We’ve put an example project on Github here. that shows how to make a quiet Master-Detail app using UISplitViewController and a storyboard.
Xcode generates a Master-Detail project from its built-in templates, but there are a few behaviors in that project that can be improved.
The UISplitViewController Class Reference states that
When designing your split view interface, it is best to install primary and secondary view controllers that do not change. A common technique is to install navigation controllers in both positions and then push and pop new content as needed. Having these types of anchor view controllers makes it easier to focus on your content and let the split view controller apply its default behavior to the overall interface.
But in Apple’s standard template using UISplitViewController in a storyboard, the Show Detail segue creates a new instance of the secondary view controller every time you tap an item in the primary UITableView to select it.
Good apps are quiet - they don’t perform unneeded operations. So can we avoid all this activity around the DetailViewController?
Yes, we can! By using view containment, we make a single copy of the TrueDetailViewController whose contents are updated by the Show Detail segue.
We can further reduce unnecessary operations with appropriate use of the shouldPerformSegueWithIdentifier and a UISplitViewControllerDelegate method that checks whether or not any items are selected in the master view.
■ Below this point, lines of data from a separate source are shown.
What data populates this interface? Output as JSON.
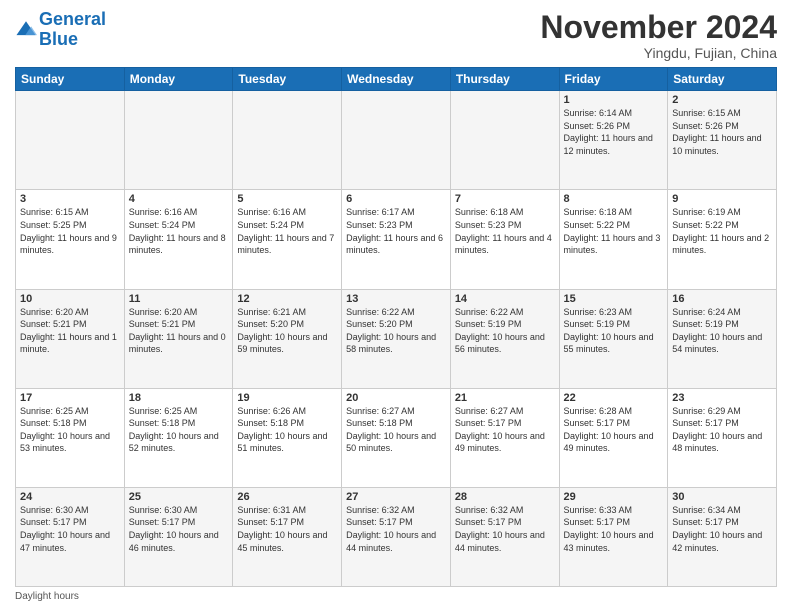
{
  "header": {
    "logo_line1": "General",
    "logo_line2": "Blue",
    "month_title": "November 2024",
    "location": "Yingdu, Fujian, China"
  },
  "days_of_week": [
    "Sunday",
    "Monday",
    "Tuesday",
    "Wednesday",
    "Thursday",
    "Friday",
    "Saturday"
  ],
  "footer": {
    "label": "Daylight hours"
  },
  "weeks": [
    [
      {
        "day": "",
        "info": ""
      },
      {
        "day": "",
        "info": ""
      },
      {
        "day": "",
        "info": ""
      },
      {
        "day": "",
        "info": ""
      },
      {
        "day": "",
        "info": ""
      },
      {
        "day": "1",
        "info": "Sunrise: 6:14 AM\nSunset: 5:26 PM\nDaylight: 11 hours and 12 minutes."
      },
      {
        "day": "2",
        "info": "Sunrise: 6:15 AM\nSunset: 5:26 PM\nDaylight: 11 hours and 10 minutes."
      }
    ],
    [
      {
        "day": "3",
        "info": "Sunrise: 6:15 AM\nSunset: 5:25 PM\nDaylight: 11 hours and 9 minutes."
      },
      {
        "day": "4",
        "info": "Sunrise: 6:16 AM\nSunset: 5:24 PM\nDaylight: 11 hours and 8 minutes."
      },
      {
        "day": "5",
        "info": "Sunrise: 6:16 AM\nSunset: 5:24 PM\nDaylight: 11 hours and 7 minutes."
      },
      {
        "day": "6",
        "info": "Sunrise: 6:17 AM\nSunset: 5:23 PM\nDaylight: 11 hours and 6 minutes."
      },
      {
        "day": "7",
        "info": "Sunrise: 6:18 AM\nSunset: 5:23 PM\nDaylight: 11 hours and 4 minutes."
      },
      {
        "day": "8",
        "info": "Sunrise: 6:18 AM\nSunset: 5:22 PM\nDaylight: 11 hours and 3 minutes."
      },
      {
        "day": "9",
        "info": "Sunrise: 6:19 AM\nSunset: 5:22 PM\nDaylight: 11 hours and 2 minutes."
      }
    ],
    [
      {
        "day": "10",
        "info": "Sunrise: 6:20 AM\nSunset: 5:21 PM\nDaylight: 11 hours and 1 minute."
      },
      {
        "day": "11",
        "info": "Sunrise: 6:20 AM\nSunset: 5:21 PM\nDaylight: 11 hours and 0 minutes."
      },
      {
        "day": "12",
        "info": "Sunrise: 6:21 AM\nSunset: 5:20 PM\nDaylight: 10 hours and 59 minutes."
      },
      {
        "day": "13",
        "info": "Sunrise: 6:22 AM\nSunset: 5:20 PM\nDaylight: 10 hours and 58 minutes."
      },
      {
        "day": "14",
        "info": "Sunrise: 6:22 AM\nSunset: 5:19 PM\nDaylight: 10 hours and 56 minutes."
      },
      {
        "day": "15",
        "info": "Sunrise: 6:23 AM\nSunset: 5:19 PM\nDaylight: 10 hours and 55 minutes."
      },
      {
        "day": "16",
        "info": "Sunrise: 6:24 AM\nSunset: 5:19 PM\nDaylight: 10 hours and 54 minutes."
      }
    ],
    [
      {
        "day": "17",
        "info": "Sunrise: 6:25 AM\nSunset: 5:18 PM\nDaylight: 10 hours and 53 minutes."
      },
      {
        "day": "18",
        "info": "Sunrise: 6:25 AM\nSunset: 5:18 PM\nDaylight: 10 hours and 52 minutes."
      },
      {
        "day": "19",
        "info": "Sunrise: 6:26 AM\nSunset: 5:18 PM\nDaylight: 10 hours and 51 minutes."
      },
      {
        "day": "20",
        "info": "Sunrise: 6:27 AM\nSunset: 5:18 PM\nDaylight: 10 hours and 50 minutes."
      },
      {
        "day": "21",
        "info": "Sunrise: 6:27 AM\nSunset: 5:17 PM\nDaylight: 10 hours and 49 minutes."
      },
      {
        "day": "22",
        "info": "Sunrise: 6:28 AM\nSunset: 5:17 PM\nDaylight: 10 hours and 49 minutes."
      },
      {
        "day": "23",
        "info": "Sunrise: 6:29 AM\nSunset: 5:17 PM\nDaylight: 10 hours and 48 minutes."
      }
    ],
    [
      {
        "day": "24",
        "info": "Sunrise: 6:30 AM\nSunset: 5:17 PM\nDaylight: 10 hours and 47 minutes."
      },
      {
        "day": "25",
        "info": "Sunrise: 6:30 AM\nSunset: 5:17 PM\nDaylight: 10 hours and 46 minutes."
      },
      {
        "day": "26",
        "info": "Sunrise: 6:31 AM\nSunset: 5:17 PM\nDaylight: 10 hours and 45 minutes."
      },
      {
        "day": "27",
        "info": "Sunrise: 6:32 AM\nSunset: 5:17 PM\nDaylight: 10 hours and 44 minutes."
      },
      {
        "day": "28",
        "info": "Sunrise: 6:32 AM\nSunset: 5:17 PM\nDaylight: 10 hours and 44 minutes."
      },
      {
        "day": "29",
        "info": "Sunrise: 6:33 AM\nSunset: 5:17 PM\nDaylight: 10 hours and 43 minutes."
      },
      {
        "day": "30",
        "info": "Sunrise: 6:34 AM\nSunset: 5:17 PM\nDaylight: 10 hours and 42 minutes."
      }
    ]
  ]
}
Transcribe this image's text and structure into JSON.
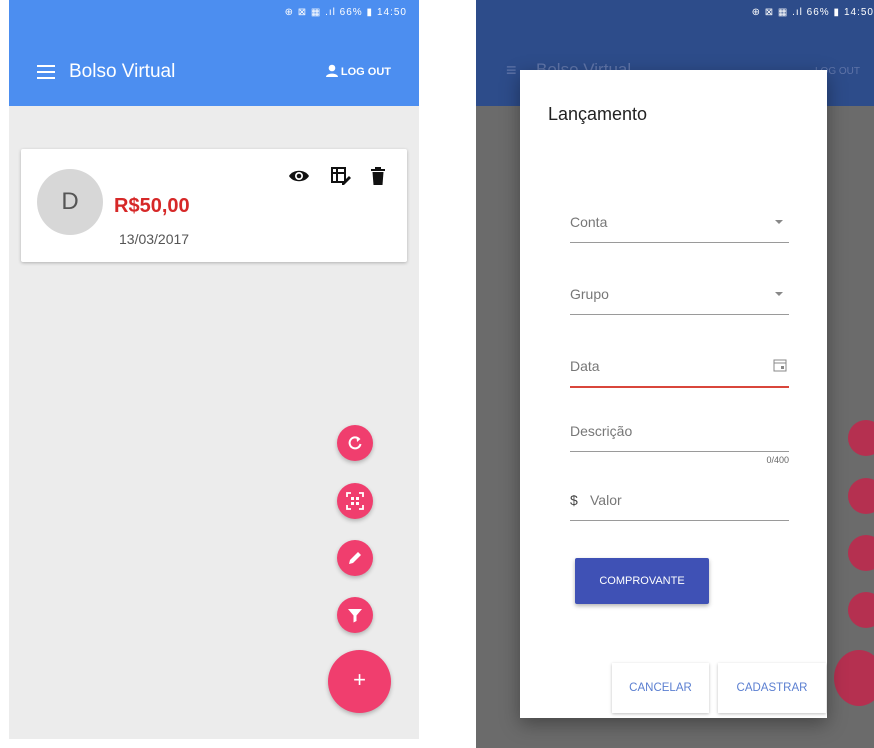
{
  "left_screen": {
    "status_bar": {
      "icons": "⊕ ⊠ ▦ .ıl 66% ▮",
      "time": "14:50"
    },
    "app_bar": {
      "title": "Bolso Virtual",
      "logout_label": "LOG OUT",
      "color": "#4c8ef0"
    },
    "entry_card": {
      "avatar_letter": "D",
      "amount": "R$50,00",
      "date": "13/03/2017",
      "amount_color": "#d62828"
    },
    "fab_color": "#f03e6e",
    "fab_icons": [
      "refresh-icon",
      "qr-scan-icon",
      "edit-icon",
      "filter-icon",
      "plus-icon"
    ],
    "fab_main_label": "+"
  },
  "right_screen": {
    "status_bar": {
      "icons": "⊕ ⊠ ▦ .ıl 66% ▮",
      "time": "14:50"
    },
    "background_app_bar": {
      "title": "Bolso Virtual",
      "logout_label": "LOG OUT"
    },
    "dialog": {
      "title": "Lançamento",
      "fields": {
        "conta": {
          "label": "Conta"
        },
        "grupo": {
          "label": "Grupo"
        },
        "data": {
          "label": "Data"
        },
        "descricao": {
          "label": "Descrição",
          "counter": "0/400"
        },
        "valor": {
          "prefix": "$",
          "label": "Valor"
        }
      },
      "comprovante_button": "COMPROVANTE",
      "cancel_button": "CANCELAR",
      "submit_button": "CADASTRAR",
      "primary_color": "#3f51b5",
      "error_color": "#d9463b"
    }
  }
}
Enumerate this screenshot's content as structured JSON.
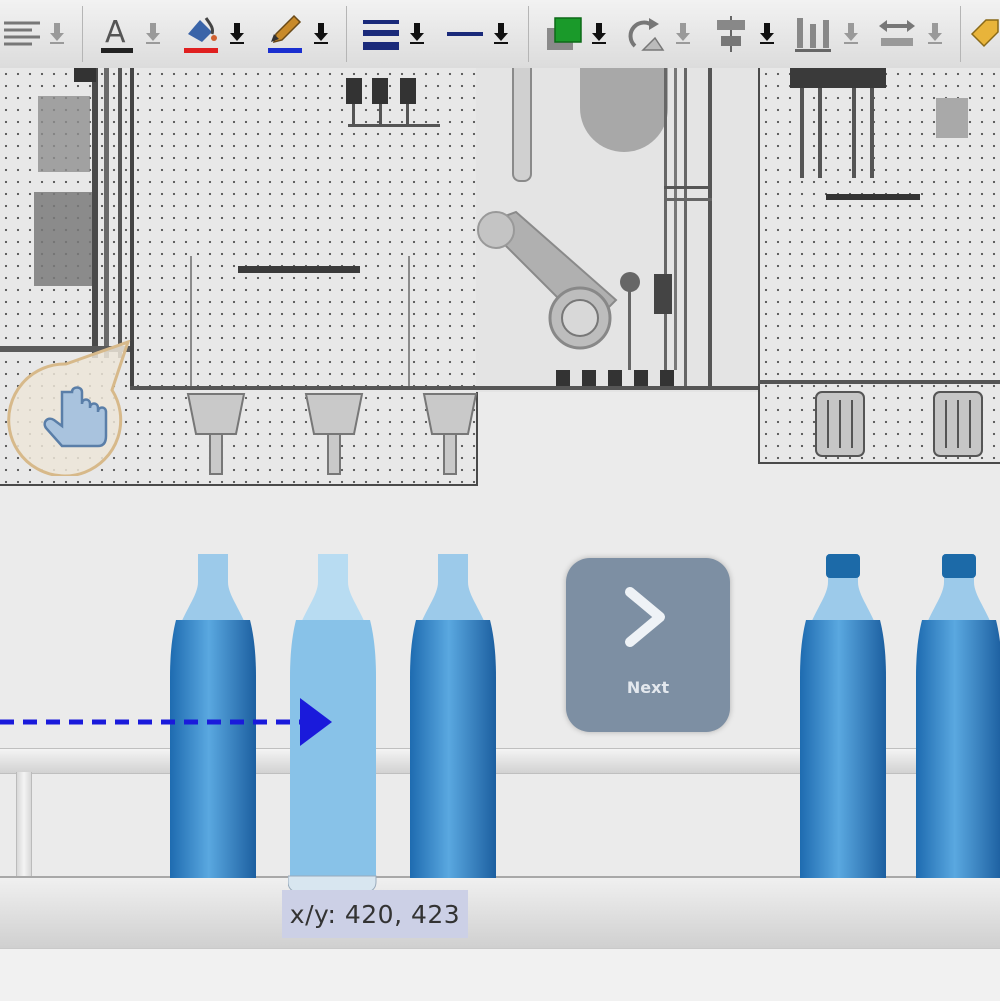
{
  "toolbar": {
    "items": [
      {
        "name": "text-align-icon"
      },
      {
        "name": "font-color-icon",
        "color": "#222222"
      },
      {
        "name": "fill-color-icon",
        "color": "#e02020"
      },
      {
        "name": "line-color-icon",
        "color": "#1a2fd0"
      },
      {
        "name": "line-width-icon"
      },
      {
        "name": "line-style-icon"
      },
      {
        "name": "shadow-icon",
        "color": "#1a9a2a"
      },
      {
        "name": "rotate-icon"
      },
      {
        "name": "align-icon"
      },
      {
        "name": "distribute-icon"
      },
      {
        "name": "spacing-icon"
      },
      {
        "name": "tag-icon"
      }
    ]
  },
  "canvas": {
    "next_button": {
      "label": "Next"
    },
    "coordinates": "x/y: 420, 423",
    "colors": {
      "bottle_water": "#2f86c8",
      "bottle_cap": "#1c6aa8",
      "arrow": "#1a1adb",
      "button_bg": "#7d8fa3"
    }
  }
}
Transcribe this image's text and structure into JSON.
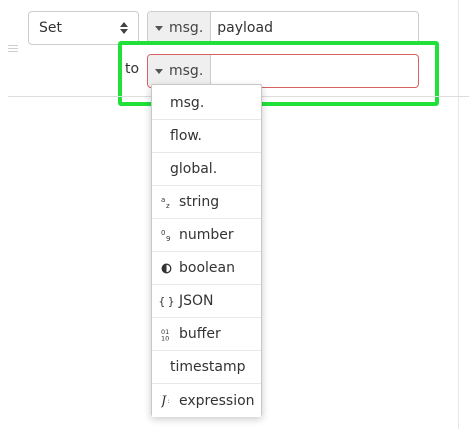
{
  "rule": {
    "action": {
      "selected": "Set"
    },
    "property": {
      "type_label": "msg.",
      "value": "payload"
    },
    "to": {
      "label": "to",
      "type_label": "msg.",
      "value": ""
    }
  },
  "type_menu": {
    "items": [
      {
        "label": "msg.",
        "icon": ""
      },
      {
        "label": "flow.",
        "icon": ""
      },
      {
        "label": "global.",
        "icon": ""
      },
      {
        "label": "string",
        "icon": "string-icon"
      },
      {
        "label": "number",
        "icon": "number-icon"
      },
      {
        "label": "boolean",
        "icon": "boolean-icon"
      },
      {
        "label": "JSON",
        "icon": "json-icon"
      },
      {
        "label": "buffer",
        "icon": "buffer-icon"
      },
      {
        "label": "timestamp",
        "icon": ""
      },
      {
        "label": "expression",
        "icon": "expression-icon"
      }
    ]
  },
  "colors": {
    "highlight": "#22e03a",
    "error_border": "#d6615f"
  }
}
Our example does the following:
Creates a single, persistent TrueDetailViewController owned by the MasterViewController
Makes the MasterViewController the UISplitViewControllerDelegate and only allows it to discard the secondary view controller in splitViewController: collapseSecondaryViewController: ontoPrimaryViewController: when no row is selected, or no object has been set for TrueDetailViewController
When a new DetailViewController is created by a segue, adds the TrueDetailViewController to it as a child controller
Adds shouldPerformSegueWithIdentifier() method to suppress the segue when the user taps the same item and a view controller is already displayed.
Suppresses the segue and updates the TrueDetailViewController when the UISplitViewController is not in the collapsed state.
We display the hash IDs and creation dates of both the DetailViewController and the child TrueDetailViewController so you can see their behavior as you create and tap items in the master list.
Allocate a (possibly very) complex detail view controller every time a new item is selected
Allocate detail controllers whether you need them or not
Allocate a (possibly very) complex detail view controller ONCE
Allocate a simple view controller in the segue when needed, and use view controller containment to insert the persistent complex view controller as a child controller.
Avoid the segue in situations where it is not needed
Note for Testing
The iPhone 6 Plus, real or simulated, is great for testing this app as you can see all the possible split view cases on one device.
On an iPad, there should be only one or two segues performed, depending on what orientation you start in.